And Not Afraid to Dare Discussion Guide
- Grades: 6–8
About this book
And Not Afraid to Dare: The Stories of Ten African-American Women
By Tonya Bolden
In And Not Afraid to Dare: The Stories of Ten African-American Women, Tonya Bolden writes about ten women who can serve as inspiration for us all. These women all were pioneers of one sort or another.
Ellen Craft was a slave who made an astonishing escape by dressing as a sick white man. Her husband escaped with her, acting as an attendant. The two went on to lecture in the United States and Great Britain about the horrors of slavery, and later founded a school.
Charlotte Forten Grimké was born into a family of wealthy free blacks who were committed to the anti-slavery cause. She dedicated herself to helping slaves when she became a teacher of freed slaves during the Civil War. Throughout her life, she kept a journal describing her desire for justice and charity.
Unlike Charlotte Forten Grimké, Mary Fields was not born into wealth. She had to work hard all her life. In the 1870's, Fields went to work at a convent in the wild territory of Montana. Later, she opened her own restaurant, but it went broke because she gave food away to those in need. Later, she worked as a U.S. Mail carrier and as a washerwoman. Movie star Gary Cooper remembered this colorful, kind woman fondly from his youth.
Ida B. Wells was a major African American leader who led a crusade against lynching. Wells fought the unjust mob killings of African Americans by exposing the truth about them in her writing.
Starting as a teacher, Mary McLeod Behune later became the founder of a school, the president of the National Association for Colored Women, and an advisor to Franklin Delano Roosevelt.
At the age of sixty-four, Clara Hale began a new life when she began to take in babies whose mothers were addicted to drugs. She and her daughter founded Hale House, giving food, shelter, and love to babies who had no place else to go. Later, Clara Hale took a special interest in babies with AIDS.
Throughout her adult life, Leontyne Price broke boundaries, becoming the first African-American opera star to perform in major classical roles around the world.
The famous novelist Toni Morrison was the first African American woman to win the Nobel Prize for Literature-the most prestigious literary award in the world.
Astronaut Mae Jemison became the first African-American woman to be on board a space mission.
Track and field star Jackie Joyner-Kersee won medals in four different Olympics. She later used her fame and money to help others through tuition assistance.
Think about the title of this book, And Not Afraid to Dare. What do the women in the book have in common? What obstacles did they share?
Tonya Bolden's book is made up of short biographies. In these short pieces, the reader learns about remarkable women and their accomplishments. What kinds of details does Bolden include to make each woman come alive for the reader? How thorough are her descriptions? What kind of research do you think Bolden had to do to prepare for writing this book?

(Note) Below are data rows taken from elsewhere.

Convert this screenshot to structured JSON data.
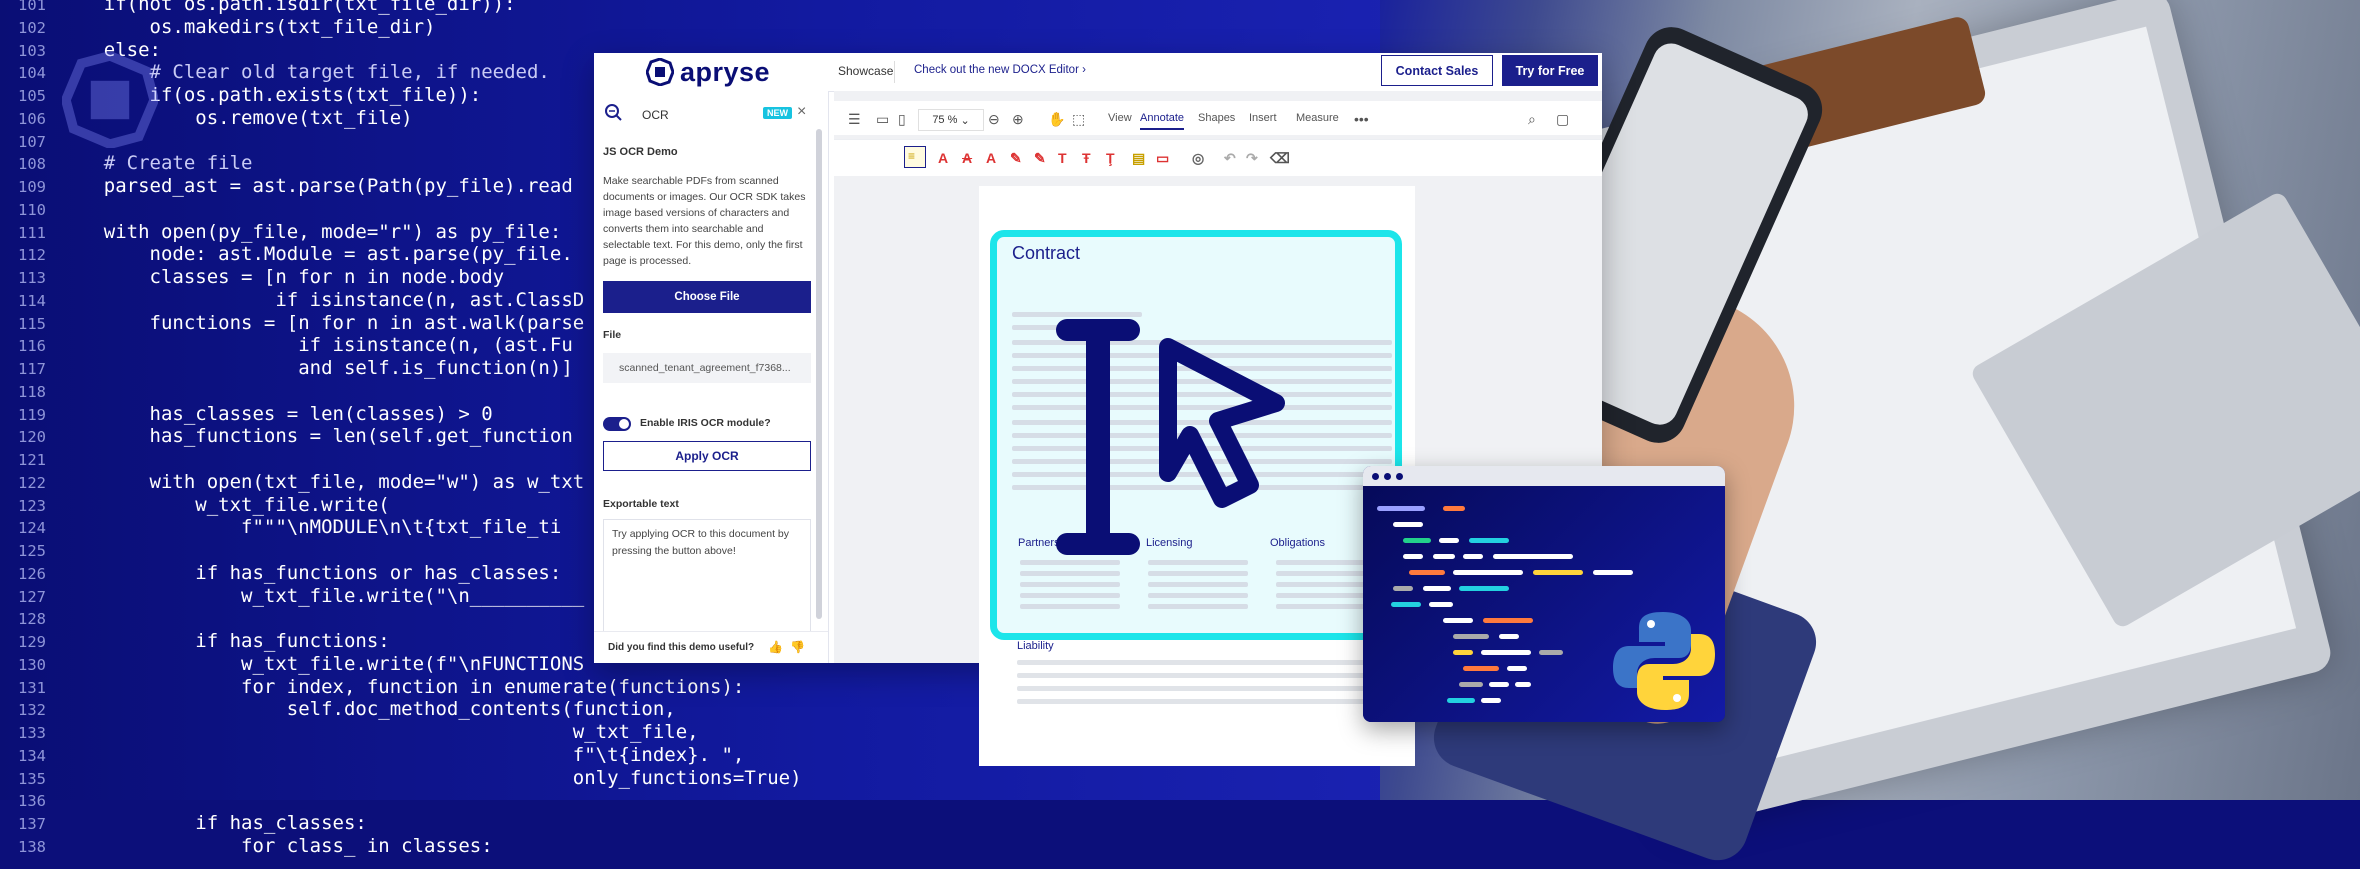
{
  "code": {
    "lines": [
      {
        "n": "101",
        "t": "    if(not os.path.isdir(txt_file_dir)):"
      },
      {
        "n": "102",
        "t": "        os.makedirs(txt_file_dir)"
      },
      {
        "n": "103",
        "t": "    else:"
      },
      {
        "n": "104",
        "t": "        # Clear old target file, if needed."
      },
      {
        "n": "105",
        "t": "        if(os.path.exists(txt_file)):"
      },
      {
        "n": "106",
        "t": "            os.remove(txt_file)"
      },
      {
        "n": "107",
        "t": ""
      },
      {
        "n": "108",
        "t": "    # Create file"
      },
      {
        "n": "109",
        "t": "    parsed_ast = ast.parse(Path(py_file).read"
      },
      {
        "n": "110",
        "t": ""
      },
      {
        "n": "111",
        "t": "    with open(py_file, mode=\"r\") as py_file:"
      },
      {
        "n": "112",
        "t": "        node: ast.Module = ast.parse(py_file."
      },
      {
        "n": "113",
        "t": "        classes = [n for n in node.body"
      },
      {
        "n": "114",
        "t": "                   if isinstance(n, ast.ClassD"
      },
      {
        "n": "115",
        "t": "        functions = [n for n in ast.walk(parse"
      },
      {
        "n": "116",
        "t": "                     if isinstance(n, (ast.Fu"
      },
      {
        "n": "117",
        "t": "                     and self.is_function(n)]"
      },
      {
        "n": "118",
        "t": ""
      },
      {
        "n": "119",
        "t": "        has_classes = len(classes) > 0"
      },
      {
        "n": "120",
        "t": "        has_functions = len(self.get_function"
      },
      {
        "n": "121",
        "t": ""
      },
      {
        "n": "122",
        "t": "        with open(txt_file, mode=\"w\") as w_txt"
      },
      {
        "n": "123",
        "t": "            w_txt_file.write("
      },
      {
        "n": "124",
        "t": "                f\"\"\"\\nMODULE\\n\\t{txt_file_ti"
      },
      {
        "n": "125",
        "t": ""
      },
      {
        "n": "126",
        "t": "            if has_functions or has_classes:"
      },
      {
        "n": "127",
        "t": "                w_txt_file.write(\"\\n__________"
      },
      {
        "n": "128",
        "t": ""
      },
      {
        "n": "129",
        "t": "            if has_functions:"
      },
      {
        "n": "130",
        "t": "                w_txt_file.write(f\"\\nFUNCTIONS"
      },
      {
        "n": "131",
        "t": "                for index, function in enumerate(functions):"
      },
      {
        "n": "132",
        "t": "                    self.doc_method_contents(function,"
      },
      {
        "n": "133",
        "t": "                                             w_txt_file,"
      },
      {
        "n": "134",
        "t": "                                             f\"\\t{index}. \","
      },
      {
        "n": "135",
        "t": "                                             only_functions=True)"
      },
      {
        "n": "136",
        "t": ""
      },
      {
        "n": "137",
        "t": "            if has_classes:"
      },
      {
        "n": "138",
        "t": "                for class_ in classes:"
      }
    ]
  },
  "header": {
    "logo_text": "apryse",
    "showcase": "Showcase",
    "docx_link": "Check out the new DOCX Editor",
    "contact_sales": "Contact Sales",
    "try_free": "Try for Free"
  },
  "panel": {
    "title": "OCR",
    "badge": "NEW",
    "demo_title": "JS OCR Demo",
    "description": "Make searchable PDFs from scanned documents or images. Our OCR SDK takes image based versions of characters and converts them into searchable and selectable text. For this demo, only the first page is processed.",
    "choose_file": "Choose File",
    "file_label": "File",
    "file_name": "scanned_tenant_agreement_f7368...",
    "toggle_label": "Enable IRIS OCR module?",
    "toggle_on": true,
    "apply_ocr": "Apply OCR",
    "export_label": "Exportable text",
    "export_placeholder": "Try applying OCR to this document by pressing the button above!",
    "feedback": "Did you find this demo useful?"
  },
  "viewer": {
    "zoom": "75 %",
    "tabs": [
      "View",
      "Annotate",
      "Shapes",
      "Insert",
      "Measure"
    ],
    "active_tab": "Annotate"
  },
  "document": {
    "title": "Contract",
    "sections": [
      "Partners",
      "Licensing",
      "Obligations"
    ],
    "liability": "Liability"
  },
  "colors": {
    "brand": "#1b1f8c",
    "accent": "#1ce5ea",
    "bg": "#0c0f7a"
  }
}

Several of the women in this book had to overcome racism, and went on to make their marks in the world. Think about Ida B. Wells and Mary McLeod Bethune. What do you think gave them the strength to continue in their struggles?

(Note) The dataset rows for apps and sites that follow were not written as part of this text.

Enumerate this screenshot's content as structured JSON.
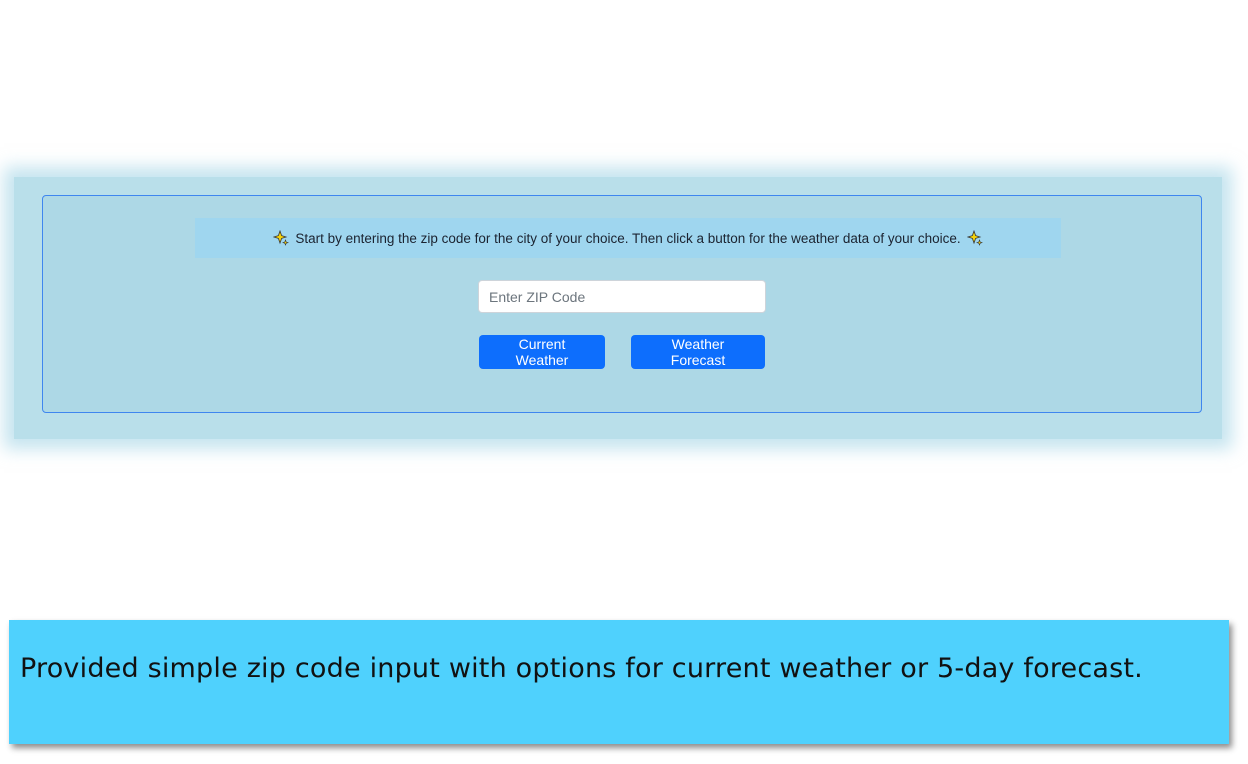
{
  "banner": {
    "text": "Start by entering the zip code for the city of your choice. Then click a button for the weather data of your choice.",
    "icon": "sparkle-icon"
  },
  "zip": {
    "placeholder": "Enter ZIP Code",
    "value": ""
  },
  "buttons": {
    "current_label": "Current Weather",
    "forecast_label": "Weather Forecast"
  },
  "caption": {
    "text": "Provided simple zip code input with options for current weather or 5-day forecast."
  },
  "colors": {
    "card_bg": "#add8e6",
    "banner_bg": "#9fd6ef",
    "button_primary": "#0d6efd",
    "caption_bg": "#4fd1fd"
  }
}
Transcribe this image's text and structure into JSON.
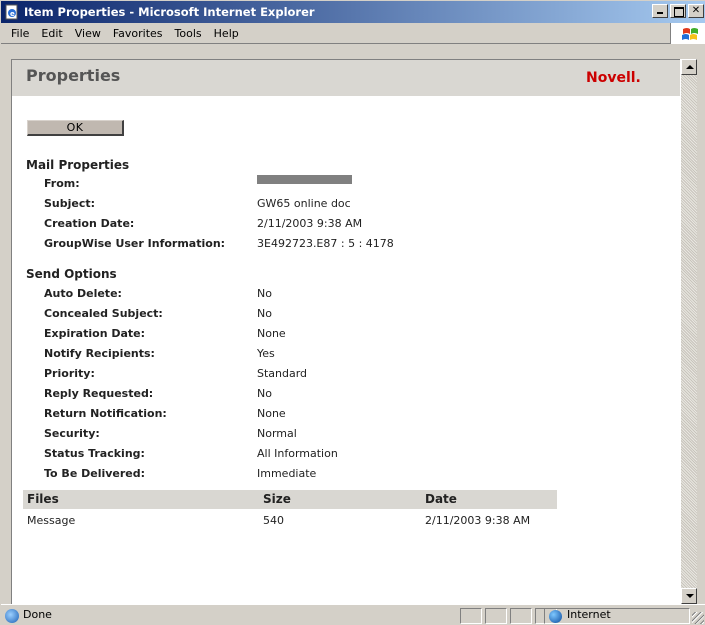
{
  "window": {
    "title": "Item Properties - Microsoft Internet Explorer"
  },
  "menu": {
    "items": [
      {
        "label": "File",
        "accel": "F"
      },
      {
        "label": "Edit",
        "accel": "E"
      },
      {
        "label": "View",
        "accel": "V"
      },
      {
        "label": "Favorites",
        "accel": "a"
      },
      {
        "label": "Tools",
        "accel": "T"
      },
      {
        "label": "Help",
        "accel": "H"
      }
    ]
  },
  "page": {
    "title": "Properties",
    "brand": "Novell.",
    "brand_color": "#cc0000",
    "ok_label": "OK"
  },
  "mail_properties": {
    "heading": "Mail Properties",
    "rows": [
      {
        "label": "From:",
        "value": ""
      },
      {
        "label": "Subject:",
        "value": "GW65 online doc"
      },
      {
        "label": "Creation Date:",
        "value": "2/11/2003 9:38 AM"
      },
      {
        "label": "GroupWise User Information:",
        "value": "3E492723.E87 : 5 : 4178"
      }
    ]
  },
  "send_options": {
    "heading": "Send Options",
    "rows": [
      {
        "label": "Auto Delete:",
        "value": "No"
      },
      {
        "label": "Concealed Subject:",
        "value": "No"
      },
      {
        "label": "Expiration Date:",
        "value": "None"
      },
      {
        "label": "Notify Recipients:",
        "value": "Yes"
      },
      {
        "label": "Priority:",
        "value": "Standard"
      },
      {
        "label": "Reply Requested:",
        "value": "No"
      },
      {
        "label": "Return Notification:",
        "value": "None"
      },
      {
        "label": "Security:",
        "value": "Normal"
      },
      {
        "label": "Status Tracking:",
        "value": "All Information"
      },
      {
        "label": "To Be Delivered:",
        "value": "Immediate"
      }
    ]
  },
  "files": {
    "columns": [
      "Files",
      "Size",
      "Date"
    ],
    "rows": [
      [
        "Message",
        "540",
        "2/11/2003 9:38 AM"
      ]
    ]
  },
  "status": {
    "left": "Done",
    "zone": "Internet"
  }
}
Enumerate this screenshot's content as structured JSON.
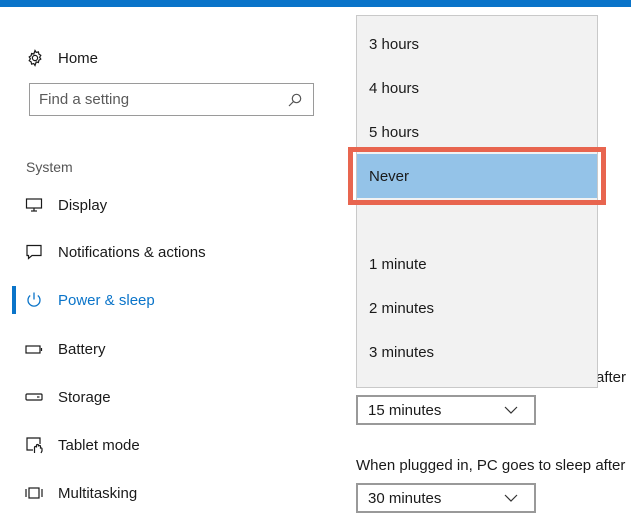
{
  "sidebar": {
    "home_label": "Home",
    "search_placeholder": "Find a setting",
    "section_label": "System",
    "items": [
      {
        "label": "Display"
      },
      {
        "label": "Notifications & actions"
      },
      {
        "label": "Power & sleep"
      },
      {
        "label": "Battery"
      },
      {
        "label": "Storage"
      },
      {
        "label": "Tablet mode"
      },
      {
        "label": "Multitasking"
      }
    ]
  },
  "main": {
    "partial_text": "after",
    "battery_dropdown_value": "15 minutes",
    "plugged_sleep_label": "When plugged in, PC goes to sleep after",
    "plugged_dropdown_value": "30 minutes"
  },
  "popup": {
    "options": [
      "3 hours",
      "4 hours",
      "5 hours",
      "Never",
      "",
      "1 minute",
      "2 minutes",
      "3 minutes"
    ],
    "selected": "Never"
  },
  "colors": {
    "accent": "#0a74c9",
    "selected_bg": "#94c3e8",
    "highlight_border": "#e8654f"
  }
}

Important People in the Lives of Great Women
Along with stories of ten women's amazing accomplishments, Bolden's book also tells something about important people in each of their lives. Charlotte Forten Grimké came from a family who strongly believed in fighting injustice. Clara Hale's daughter helped her found Hale House, and helped her mother in her work. Jackie Joyner-Kersee shared the joy of winning a medal in the Olympics with her brother, Al, who won on the very same day. Think about people who have helped you reach your goals. If someone were writing your biography, which people in your life would be included?
- Charlotte Forten Grimké traveled to South Carolina to teach freed slaves during the Civil War. Yet she shows evidence of her own kind of prejudice when she writes in her journal that people are "too black" or "so black" (p. 43). Why do you think it seemed important to her that black Americans assimilate as quickly as possible? Does this kind of issue exist today?
- Anti-lynching activist Ida B. Wells faced prejudice not only because she was an American, but because she was a woman. According to Bolden, there were male African American leaders who did not want Wells to put herself in the center of the movement. Some considered her too radical. Yet Wells continued to write and get her message out. Why do you think Wells was considered radical when she was alive? Do you think she would still be considered radical today?
- Both Mary McLeod Bethune and Clara Hale cared deeply about children. Compare their lives and how they helped improve the lives of children.
- Toni Morrison and Leontyne Price are both remarkable artists, and each was the first African American woman to achieve what she did in her field. Yet there were other very talented African American singers and novelists before the late twentieth century. Why do you think it took so long for African American women artists to achieve the recognition they deserved?
- Former astronaut Mae Jemison and track-and-field star Jackie Joyner-Kersee both use their fame and resources to help others. Look at the ways each has chosen to improve others' lives. Think about what you would do if you gained special recognition. Would you reach out to help those in need? How would you do so?